P and I get tikka the second year

P and I receiving tikka from R-dai and M-dai the second year

After college, P and I lived in central New York for a while, but I wasn’t around a lot since my job required me to travel. There was an older Nepali community, and they got together to celebrate Dashain and Tihar, but I didn’t really know what was going on, and wasn’t really around for them.

As you can probably tell as a common theme in these posts, once we moved to New England, I really started to learn more about specific Nepali cultural nuances.

Showing off our tikkas after S-di's Dashain gathering

Showing off our tikkas after M-dai and S-di's Dashain gathering

However our first year after the move I was still pretty clueless. In fact, in my mind I was  still blurring a lot of the holidays together… Dashain, Tihar, Diwali… they all seemed the same to me.

That year S-di and M-dai were hosting a big neighborhood party involving lots of cooking, dressing up in Nepali clothing, a tikka ceremony, and the inevitable singing and dancing that was to follow. During the tikka ceremony, M-dai and R-dai, the two eldest male Nepalis, settled themselves on the floor and called each person up, one by one, to give a series of blessings in Nepali while sticking the red tikka powder/yogurt/rice mixture to our foreheads. When it was P and my turn, R-dai did my blessing and said something like, “We hope you and P have a long happy life together. We hope that you foster strong and important connections between the US and Nepal. We hope that you learn the Nepali language fast and well.”

The second year, I was excited about Dashain. I really enjoyed the tikka ceremony, including everyone’s individualized blessings the year before, and I liked getting the big group together. It definitely had a Thanksgiving-esque quality to it—close friends, lots of food, holiday togetherness, fun.

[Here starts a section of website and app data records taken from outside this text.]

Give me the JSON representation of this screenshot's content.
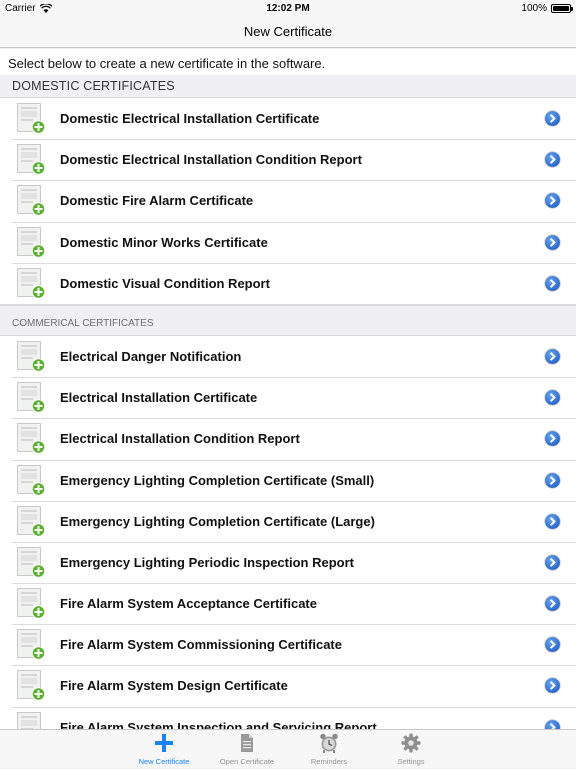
{
  "status_bar": {
    "carrier": "Carrier",
    "time": "12:02 PM",
    "battery": "100%"
  },
  "nav": {
    "title": "New Certificate"
  },
  "intro": "Select below to create a new certificate in the software.",
  "sections": [
    {
      "header": "DOMESTIC CERTIFICATES",
      "items": [
        "Domestic Electrical Installation Certificate",
        "Domestic Electrical Installation Condition Report",
        "Domestic Fire Alarm Certificate",
        "Domestic Minor Works Certificate",
        "Domestic Visual Condition Report"
      ]
    },
    {
      "header": "COMMERICAL CERTIFICATES",
      "items": [
        "Electrical Danger Notification",
        "Electrical Installation Certificate",
        "Electrical Installation Condition Report",
        "Emergency Lighting Completion Certificate (Small)",
        "Emergency Lighting Completion Certificate (Large)",
        "Emergency Lighting Periodic Inspection Report",
        "Fire Alarm System Acceptance Certificate",
        "Fire Alarm System Commissioning Certificate",
        "Fire Alarm System Design Certificate",
        "Fire Alarm System Inspection and Servicing Report"
      ]
    }
  ],
  "tabs": [
    {
      "label": "New Certificate",
      "icon": "plus-icon",
      "active": true
    },
    {
      "label": "Open Certificate",
      "icon": "document-icon",
      "active": false
    },
    {
      "label": "Reminders",
      "icon": "alarm-clock-icon",
      "active": false
    },
    {
      "label": "Settings",
      "icon": "gear-icon",
      "active": false
    }
  ],
  "colors": {
    "accent": "#1a82fb",
    "disclosure": "#2f6fd6",
    "add_badge": "#5ab030"
  }
}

S's Dad plants the jamara in the aluminum pans and starts the puja

S's Dad plants the jamara seeds in the aluminum pans and starts the puja

Yet as I said earlier, there is always more to learn. All I had previously  known about was the final Dashain day of tikka, I didn’t really know what happened during the the rest of the time. So when we were heading to S and R’s house on Friday they mentioned that there would be a “quick Dashain activity on Saturday morning” since it was the first day of the festival. I started asking them my laundry list of questions, “Do we need to bring anything for this? Do we need to dress up? Is there anything I should know?” It was quick, I was assured, don’t worry about it.

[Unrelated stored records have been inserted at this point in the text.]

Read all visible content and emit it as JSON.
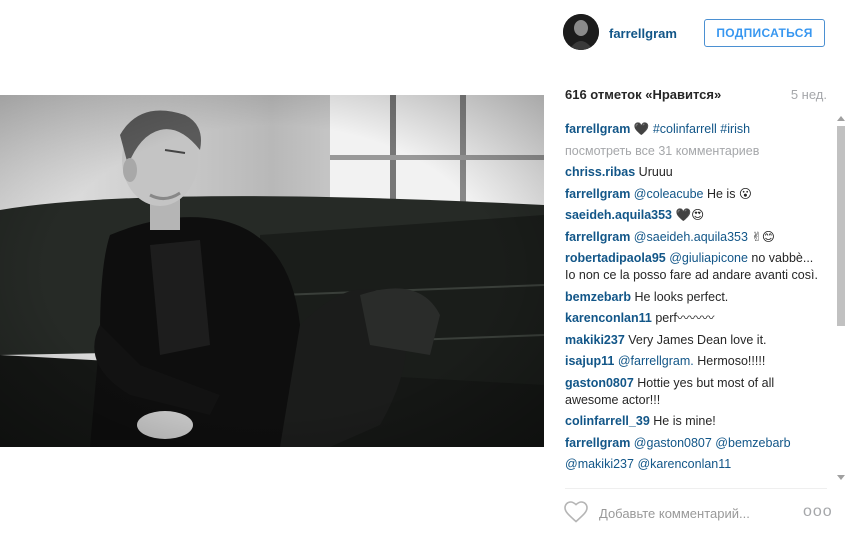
{
  "header": {
    "username": "farrellgram",
    "follow_label": "ПОДПИСАТЬСЯ"
  },
  "post": {
    "likes_text": "616 отметок «Нравится»",
    "age_text": "5 нед."
  },
  "caption": {
    "username": "farrellgram",
    "emoji": "🖤",
    "hashtags": "#colinfarrell #irish"
  },
  "view_all_comments": "посмотреть все 31 комментариев",
  "comments": [
    {
      "user": "chriss.ribas",
      "mention": "",
      "text": "Uruuu"
    },
    {
      "user": "farrellgram",
      "mention": "@coleacube",
      "text": "He is 😮"
    },
    {
      "user": "saeideh.aquila353",
      "mention": "",
      "text": "🖤😍"
    },
    {
      "user": "farrellgram",
      "mention": "@saeideh.aquila353",
      "text": "✌😊"
    },
    {
      "user": "robertadipaola95",
      "mention": "@giuliapicone",
      "text": "no vabbè... Io non ce la posso fare ad andare avanti così."
    },
    {
      "user": "bemzebarb",
      "mention": "",
      "text": "He looks perfect."
    },
    {
      "user": "karenconlan11",
      "mention": "",
      "text": "perf〰〰〰"
    },
    {
      "user": "makiki237",
      "mention": "",
      "text": "Very James Dean love it."
    },
    {
      "user": "isajup11",
      "mention": "@farrellgram.",
      "text": "Hermoso!!!!!"
    },
    {
      "user": "gaston0807",
      "mention": "",
      "text": "Hottie yes but most of all awesome actor!!!"
    },
    {
      "user": "colinfarrell_39",
      "mention": "",
      "text": "He is mine!"
    },
    {
      "user": "farrellgram",
      "mention": "@gaston0807 @bemzebarb",
      "text": ""
    },
    {
      "user": "@makiki237",
      "mention": "@karenconlan11",
      "text": ""
    }
  ],
  "footer": {
    "comment_placeholder": "Добавьте комментарий...",
    "more_options": "ooo"
  },
  "icons": {
    "like": "heart-outline-icon",
    "more": "more-dots-icon"
  },
  "colors": {
    "link": "#125688",
    "button_border": "#4b90d2",
    "button_text": "#3897f0",
    "muted": "#a5a7aa"
  }
}
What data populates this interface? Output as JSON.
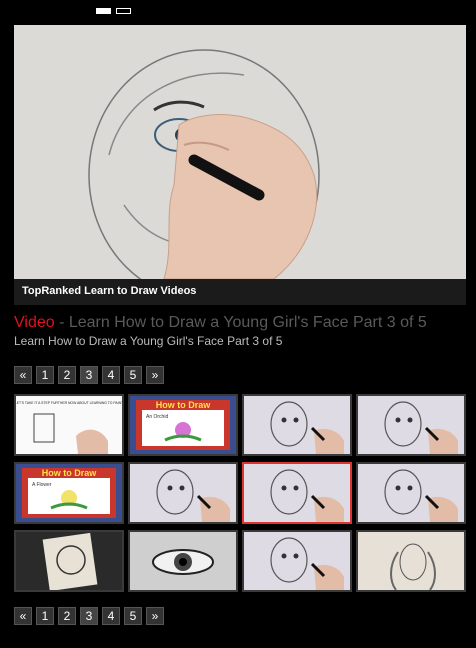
{
  "carousel": {
    "dots": 2,
    "active_index": 0
  },
  "video": {
    "caption": "TopRanked Learn to Draw Videos"
  },
  "heading": {
    "label": "Video",
    "separator": " - ",
    "title": "Learn How to Draw a Young Girl's Face Part 3 of 5",
    "subtitle": "Learn How to Draw a Young Girl's Face Part 3 of 5"
  },
  "pagination": {
    "prev": "«",
    "next": "»",
    "pages": [
      "1",
      "2",
      "3",
      "4",
      "5"
    ],
    "current": "3"
  },
  "thumbnails": [
    {
      "kind": "whiteboard",
      "text": "LET'S TAKE IT A STEP FURTHER NOW ABOUT LEARNING TO PAINT"
    },
    {
      "kind": "board",
      "text": "How to Draw",
      "sub": "An Orchid"
    },
    {
      "kind": "sketch"
    },
    {
      "kind": "sketch"
    },
    {
      "kind": "board",
      "text": "How to Draw",
      "sub": "A Flower"
    },
    {
      "kind": "sketch"
    },
    {
      "kind": "sketch",
      "selected": true
    },
    {
      "kind": "sketch"
    },
    {
      "kind": "photo"
    },
    {
      "kind": "eye"
    },
    {
      "kind": "sketch"
    },
    {
      "kind": "portrait"
    }
  ],
  "colors": {
    "accent": "#e0121e",
    "background": "#000000",
    "muted_text": "#5a5a5a"
  }
}
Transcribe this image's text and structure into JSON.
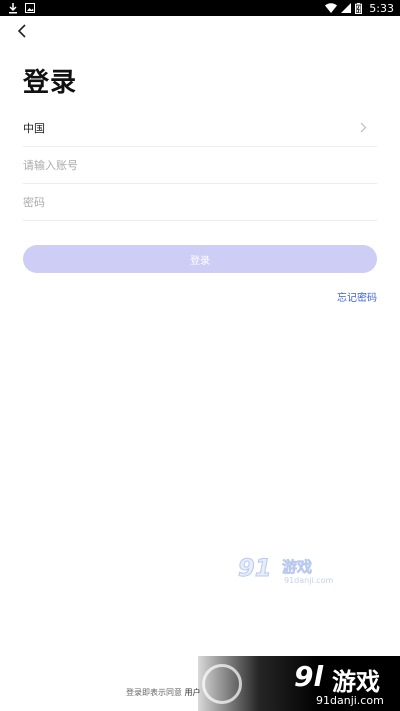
{
  "status_bar": {
    "time": "5:33"
  },
  "page": {
    "title": "登录"
  },
  "form": {
    "country_label": "中国",
    "account_placeholder": "请输入账号",
    "password_placeholder": "密码",
    "login_button": "登录",
    "forgot_password": "忘记密码"
  },
  "footer": {
    "agreement_prefix": "登录即表示同意",
    "agreement_link": "用户"
  },
  "watermark": {
    "center_mark": "91",
    "center_name": "游戏",
    "center_url": "91danji.com",
    "bottom_mark": "9l",
    "bottom_name": "游戏",
    "bottom_url": "91danji.com"
  },
  "colors": {
    "button_bg": "#cdcdf5",
    "link": "#3d63d9",
    "status_bar_bg": "#000000"
  },
  "icons": [
    "download-icon",
    "image-icon",
    "wifi-icon",
    "signal-icon",
    "battery-icon",
    "back-arrow-icon",
    "chevron-right-icon"
  ]
}
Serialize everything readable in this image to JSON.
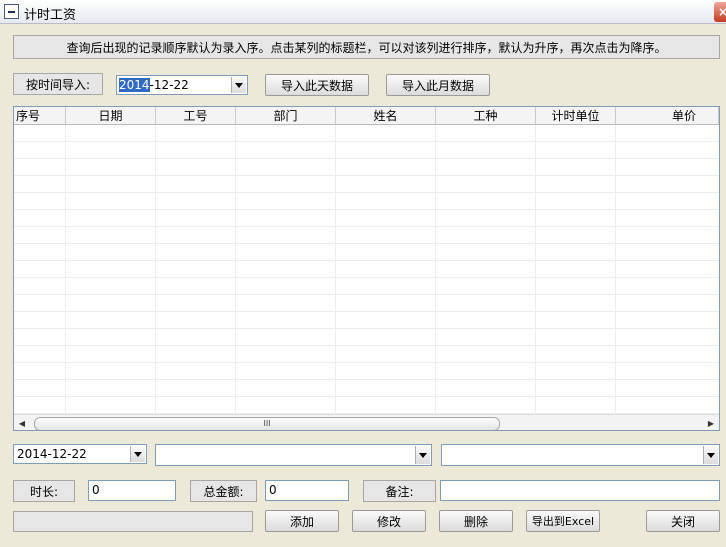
{
  "window": {
    "title": "计时工资",
    "close_glyph": "×"
  },
  "info_text": "查询后出现的记录顺序默认为录入序。点击某列的标题栏，可以对该列进行排序，默认为升序，再次点击为降序。",
  "import_bar": {
    "label": "按时间导入:",
    "date_value": "2014-12-22",
    "import_day_button": "导入此天数据",
    "import_month_button": "导入此月数据"
  },
  "grid": {
    "columns": [
      "序号",
      "日期",
      "工号",
      "部门",
      "姓名",
      "工种",
      "计时单位",
      "单价"
    ],
    "rows": [],
    "scroll_grip": "III",
    "scroll_left": "◀",
    "scroll_right": "▶"
  },
  "filters": {
    "date_value": "2014-12-22",
    "combo2_value": "",
    "combo3_value": ""
  },
  "fields": {
    "duration_label": "时长:",
    "duration_value": "0",
    "total_label": "总金额:",
    "total_value": "0",
    "note_label": "备注:",
    "note_value": ""
  },
  "actions": {
    "status_text": "",
    "add": "添加",
    "edit": "修改",
    "delete": "删除",
    "export": "导出到Excel",
    "close": "关闭"
  }
}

So after our Friday night momo party (mmmmm), we woke up relatively early on Saturday to the sound of S’s mom, S’s elder sister, and R cooking breakfast (sukuti or dried meat, spiced potatoes, a soybean mixture, and chiura or beaten rice). S’s dad was preparing the puja, including planting the jamara (barley grass seeds).

Offering eggs as prashad to the gods

Offering eggs, bananas and apples as prashad to the gods

This was new… I had seen pictures from back in Nepal of people getting tikka for Dashain and having pieces of grass tucked behind their ears, but I didn’t know part of the ceremony was to grow the barley. Apparently on the first day of Dashain, the family plants the jamara, and within the 10 days of the festival the jamara grows. On the last day you cut the jamara and use the grass as a blessing. Since Dashain is both a religious festival, but also a festival that marks the end of the rice harvest, I’m sure that this part of the ritual has some sort of harvesting significance.

Dashain breakfast

Dashain breakfast

S’s dad made the puja and gave us all small tikkas, we had breakfast (which included beer… S’s brother-in-law says that it is traditional to drink alcohol as part of the celebration), and thus kicked-off the Dashain season of 2009—or should I say 2066, according to the Nepali calendar.

I’ll post more on Dashain in about 10 days.